Each of these innovations—and literally hundreds of others—created new value for customers. And that’s the central message of this book. Innovation is not about inventing clever gadgets or just “creativity.” It is the successful creation and delivery of a new or improved product or service that provides value for your customer and sustained profit for your organization. The first black-and-white television, for example, was just an interesting, cool invention until David Sarnoff created an innovation—a network—that delivered programming to an audience.

The genius of this book is that it provides the “how” of innovation. It makes innovation practical by getting two groups who are often disconnected—the managers who make decisions and the people on the front lines who create the innovations—onto the same page. Instead of smart people grousing about the executive suite not recognizing a good idea if they tripped over it and the folks on the top floor wondering whether the people doing the complaining have an understanding of market realities, Carlson and Wilmot’s five disciplines of innovation focus attention where it should be: on the creation of valuable new products and services that meet customer needs.
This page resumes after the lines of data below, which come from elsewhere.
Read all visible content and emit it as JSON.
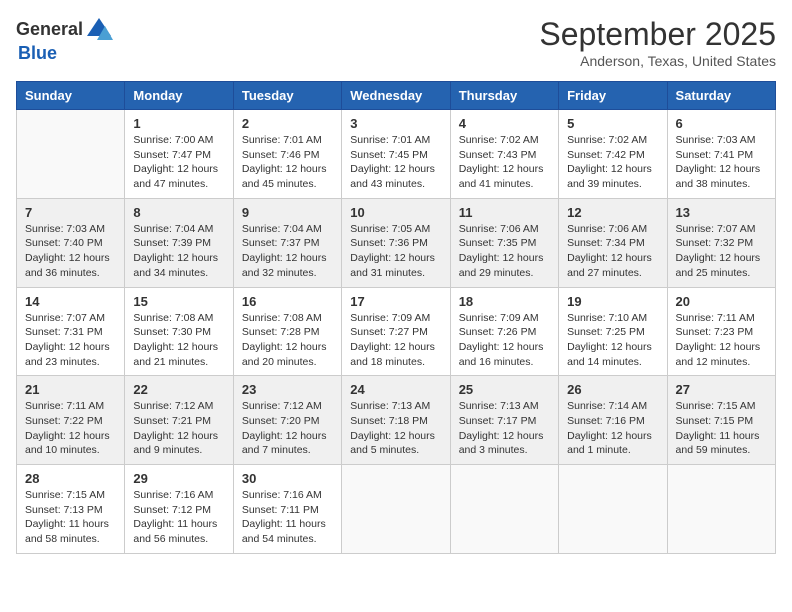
{
  "header": {
    "logo_general": "General",
    "logo_blue": "Blue",
    "month": "September 2025",
    "location": "Anderson, Texas, United States"
  },
  "weekdays": [
    "Sunday",
    "Monday",
    "Tuesday",
    "Wednesday",
    "Thursday",
    "Friday",
    "Saturday"
  ],
  "weeks": [
    [
      {
        "day": "",
        "info": ""
      },
      {
        "day": "1",
        "info": "Sunrise: 7:00 AM\nSunset: 7:47 PM\nDaylight: 12 hours\nand 47 minutes."
      },
      {
        "day": "2",
        "info": "Sunrise: 7:01 AM\nSunset: 7:46 PM\nDaylight: 12 hours\nand 45 minutes."
      },
      {
        "day": "3",
        "info": "Sunrise: 7:01 AM\nSunset: 7:45 PM\nDaylight: 12 hours\nand 43 minutes."
      },
      {
        "day": "4",
        "info": "Sunrise: 7:02 AM\nSunset: 7:43 PM\nDaylight: 12 hours\nand 41 minutes."
      },
      {
        "day": "5",
        "info": "Sunrise: 7:02 AM\nSunset: 7:42 PM\nDaylight: 12 hours\nand 39 minutes."
      },
      {
        "day": "6",
        "info": "Sunrise: 7:03 AM\nSunset: 7:41 PM\nDaylight: 12 hours\nand 38 minutes."
      }
    ],
    [
      {
        "day": "7",
        "info": "Sunrise: 7:03 AM\nSunset: 7:40 PM\nDaylight: 12 hours\nand 36 minutes."
      },
      {
        "day": "8",
        "info": "Sunrise: 7:04 AM\nSunset: 7:39 PM\nDaylight: 12 hours\nand 34 minutes."
      },
      {
        "day": "9",
        "info": "Sunrise: 7:04 AM\nSunset: 7:37 PM\nDaylight: 12 hours\nand 32 minutes."
      },
      {
        "day": "10",
        "info": "Sunrise: 7:05 AM\nSunset: 7:36 PM\nDaylight: 12 hours\nand 31 minutes."
      },
      {
        "day": "11",
        "info": "Sunrise: 7:06 AM\nSunset: 7:35 PM\nDaylight: 12 hours\nand 29 minutes."
      },
      {
        "day": "12",
        "info": "Sunrise: 7:06 AM\nSunset: 7:34 PM\nDaylight: 12 hours\nand 27 minutes."
      },
      {
        "day": "13",
        "info": "Sunrise: 7:07 AM\nSunset: 7:32 PM\nDaylight: 12 hours\nand 25 minutes."
      }
    ],
    [
      {
        "day": "14",
        "info": "Sunrise: 7:07 AM\nSunset: 7:31 PM\nDaylight: 12 hours\nand 23 minutes."
      },
      {
        "day": "15",
        "info": "Sunrise: 7:08 AM\nSunset: 7:30 PM\nDaylight: 12 hours\nand 21 minutes."
      },
      {
        "day": "16",
        "info": "Sunrise: 7:08 AM\nSunset: 7:28 PM\nDaylight: 12 hours\nand 20 minutes."
      },
      {
        "day": "17",
        "info": "Sunrise: 7:09 AM\nSunset: 7:27 PM\nDaylight: 12 hours\nand 18 minutes."
      },
      {
        "day": "18",
        "info": "Sunrise: 7:09 AM\nSunset: 7:26 PM\nDaylight: 12 hours\nand 16 minutes."
      },
      {
        "day": "19",
        "info": "Sunrise: 7:10 AM\nSunset: 7:25 PM\nDaylight: 12 hours\nand 14 minutes."
      },
      {
        "day": "20",
        "info": "Sunrise: 7:11 AM\nSunset: 7:23 PM\nDaylight: 12 hours\nand 12 minutes."
      }
    ],
    [
      {
        "day": "21",
        "info": "Sunrise: 7:11 AM\nSunset: 7:22 PM\nDaylight: 12 hours\nand 10 minutes."
      },
      {
        "day": "22",
        "info": "Sunrise: 7:12 AM\nSunset: 7:21 PM\nDaylight: 12 hours\nand 9 minutes."
      },
      {
        "day": "23",
        "info": "Sunrise: 7:12 AM\nSunset: 7:20 PM\nDaylight: 12 hours\nand 7 minutes."
      },
      {
        "day": "24",
        "info": "Sunrise: 7:13 AM\nSunset: 7:18 PM\nDaylight: 12 hours\nand 5 minutes."
      },
      {
        "day": "25",
        "info": "Sunrise: 7:13 AM\nSunset: 7:17 PM\nDaylight: 12 hours\nand 3 minutes."
      },
      {
        "day": "26",
        "info": "Sunrise: 7:14 AM\nSunset: 7:16 PM\nDaylight: 12 hours\nand 1 minute."
      },
      {
        "day": "27",
        "info": "Sunrise: 7:15 AM\nSunset: 7:15 PM\nDaylight: 11 hours\nand 59 minutes."
      }
    ],
    [
      {
        "day": "28",
        "info": "Sunrise: 7:15 AM\nSunset: 7:13 PM\nDaylight: 11 hours\nand 58 minutes."
      },
      {
        "day": "29",
        "info": "Sunrise: 7:16 AM\nSunset: 7:12 PM\nDaylight: 11 hours\nand 56 minutes."
      },
      {
        "day": "30",
        "info": "Sunrise: 7:16 AM\nSunset: 7:11 PM\nDaylight: 11 hours\nand 54 minutes."
      },
      {
        "day": "",
        "info": ""
      },
      {
        "day": "",
        "info": ""
      },
      {
        "day": "",
        "info": ""
      },
      {
        "day": "",
        "info": ""
      }
    ]
  ]
}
Innovation is not just for the “lone genius in the garage” but for you and everyone in your enterprise. Carlson and Wilmot provide a systematic way to make innovation practical, one intimately tied to the way things get done in your business.

Teamwork isn't enough; Creativity isn't enough; A new product idea isn't enough

True innovation is about delivering value to customers. Innovation reveals the value-creating processes used by SRI International, the organization behind the computer mouse, robotic surgery, and the domain names .com, .org, and .gov. Curt Carlson and Bill Wilmot show you how to use these practical, tested processes to create great customer value for your organization.

From the Hardcover edition.

Title:Innovation: The Five Disciplines for Creating What Customers WantFormat:Kobo ebookPublished:August 8, 2006Publisher:The Crown Publishing GroupLanguage:English

The following ISBNs are associated with this title:

ISBN - 10:0307347125

ISBN - 13:9780307347121


Rated 5 out of 5 by from a survival guide for every organization “Whenever something - anything - is to be produced, there must be a systematized method of producing it.” Toyota Employee Handbook Innovation is not just about a big idea, a big invention, nor a big product release; it is the constant creation of customer value. Innovation: The Five Disciplines for Creating What Customers Want proposes that any organization, in order to produce innovative results, needs to have a disciplined process in which innovation is most likely. This book is organized to introduce the reader to six big ideas: 1) the need to innovate - with vivid examples and current business environments to demonstrate why innovation is required for an organization’s survival; 2) the idea of knowledge compounding - to build on the knowledge of many and iterate the process to produce true innovation; 3) value proposition - the NABC approach; 4) watering hole - the iterative improvement of value propositions; 5) the need and idea of a champion - no project should be started without a champion, because the chances for success without one are almost zero; and finally, 6) the innovation teams - the building of a great team and possible obstacles to innovation. The book ends with the final emphasis on the theme of the book: CVC (continuous value creation.) Apply the Five Disciplines of Innovation and your team will be on its way to create enormous value to its customers (and thrive in profitability) - the true idea of innovation.
Date published: 2008-02-02